I have been looking again at the video work of Tabitha Rezaire, which touches on quite a few of the areas I have been exploring and am interested in; yoga and holistic health, feminism, natural femininity and body hair, healing our technologies, healing as activism and resistance. She “advocates for the possibility of nurturing a ‘mind-body-spirit-techno consciousness’ that counters our current state of disconnection.” From the
GOODMAN GALLERY JOHANNESBURG website. Exhibition- EXOTIC TRADE – TABITA REZAIRE 18 MAY – 17 APRIL 2017
I like the unapologetic, over the top, cosmic/spiritual/healing vibes, expressed through the almost crass, garish, digital format. It’s not coming from quite the same place, but I like a lot of what she has to say and the way she expresses it, on the whole. I think she manages to express herself without sounding self-righteous and lecturey, which are areas I feel I sometimes stray into if I am not careful.
It makes me wonder whether I might not try to use more humour in my work. More irony. Poke fun at myself. Poke fun at the ‘quacks’, the ‘conspirist’s’. Poke fun at the ‘experts’, the politicians, the self-righteous, the rule makers, the fear mongers’, the media. Stop trying to convert people.
I am struggling with keeping the work for my two modules separate, as one is film and the other the more general Creative and Professional Practice. The same work can’t be submitted for both, but there will definitely be crossovers with my ideas. And I want to use film in both modules, as making films, kicks off ideas for other mediums and has come an important part of my creative process. I am now trying to keep separate sketchbooks for each module, though I started in the same one and for example which sketch book do I put my research on Tabitah Rezaire in? I have opted for the professional practice one, but she’s going to be an influence on the film in the other module too. It feels like a very unintuitive and unnatural way to work for me.
I have also been looking at John Paul Bourdier’s Body as landscape work, in which he photographs painted bodies in the landscape. They are visually very exciting and are giving me ideas for painting and performance work. Also, Patty Chang’s Melons and Shaving performance pieces.
Other ideas I have worked on over the summer, or am just starting to think about include; Gossip Generator, coded narrative explored in various media, a performance piece where I make clay warts and lumps on my body and then cut them off, in a sort of ritual that deals with recognising anger as physical manifestations and symptoms and a documentary about my Dad and the fire and our rebuilding at Coldhome, which I have been thinking about for a while.

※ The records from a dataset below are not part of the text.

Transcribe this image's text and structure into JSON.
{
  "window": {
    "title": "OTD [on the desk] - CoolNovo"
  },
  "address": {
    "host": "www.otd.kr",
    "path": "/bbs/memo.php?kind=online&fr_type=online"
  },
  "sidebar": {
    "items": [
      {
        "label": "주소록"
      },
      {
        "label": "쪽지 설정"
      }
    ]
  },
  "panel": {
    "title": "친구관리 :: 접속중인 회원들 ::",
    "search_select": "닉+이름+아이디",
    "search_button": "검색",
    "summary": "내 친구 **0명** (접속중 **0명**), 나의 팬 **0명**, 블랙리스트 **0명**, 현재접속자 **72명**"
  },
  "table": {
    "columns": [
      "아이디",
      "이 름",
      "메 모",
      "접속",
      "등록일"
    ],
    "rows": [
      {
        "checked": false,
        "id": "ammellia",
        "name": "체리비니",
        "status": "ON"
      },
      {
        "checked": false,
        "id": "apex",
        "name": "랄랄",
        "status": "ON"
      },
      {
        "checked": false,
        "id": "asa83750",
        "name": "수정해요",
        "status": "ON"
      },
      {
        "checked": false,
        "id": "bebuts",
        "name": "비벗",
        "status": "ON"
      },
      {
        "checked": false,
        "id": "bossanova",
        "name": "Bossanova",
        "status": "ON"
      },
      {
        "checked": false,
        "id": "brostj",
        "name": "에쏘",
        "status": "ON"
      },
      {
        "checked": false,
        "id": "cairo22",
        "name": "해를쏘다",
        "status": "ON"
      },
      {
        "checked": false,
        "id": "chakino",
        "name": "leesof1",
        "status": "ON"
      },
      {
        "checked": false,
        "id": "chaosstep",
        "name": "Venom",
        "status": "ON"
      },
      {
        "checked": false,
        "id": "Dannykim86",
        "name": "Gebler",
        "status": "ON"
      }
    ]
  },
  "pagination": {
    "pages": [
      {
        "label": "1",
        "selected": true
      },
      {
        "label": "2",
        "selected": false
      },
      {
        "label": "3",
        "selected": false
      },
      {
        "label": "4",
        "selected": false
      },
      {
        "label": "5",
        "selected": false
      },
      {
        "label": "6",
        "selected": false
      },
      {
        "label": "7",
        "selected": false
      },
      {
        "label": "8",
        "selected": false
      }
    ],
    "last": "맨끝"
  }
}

Books I have borrowed from the library are; Tell them I said no – Martin Herbert; Animals – Filipa Ramos; 25 Years of contemporary art in Scotland – Moira Jeffrey and Duty Free Art – Hito Steyerl.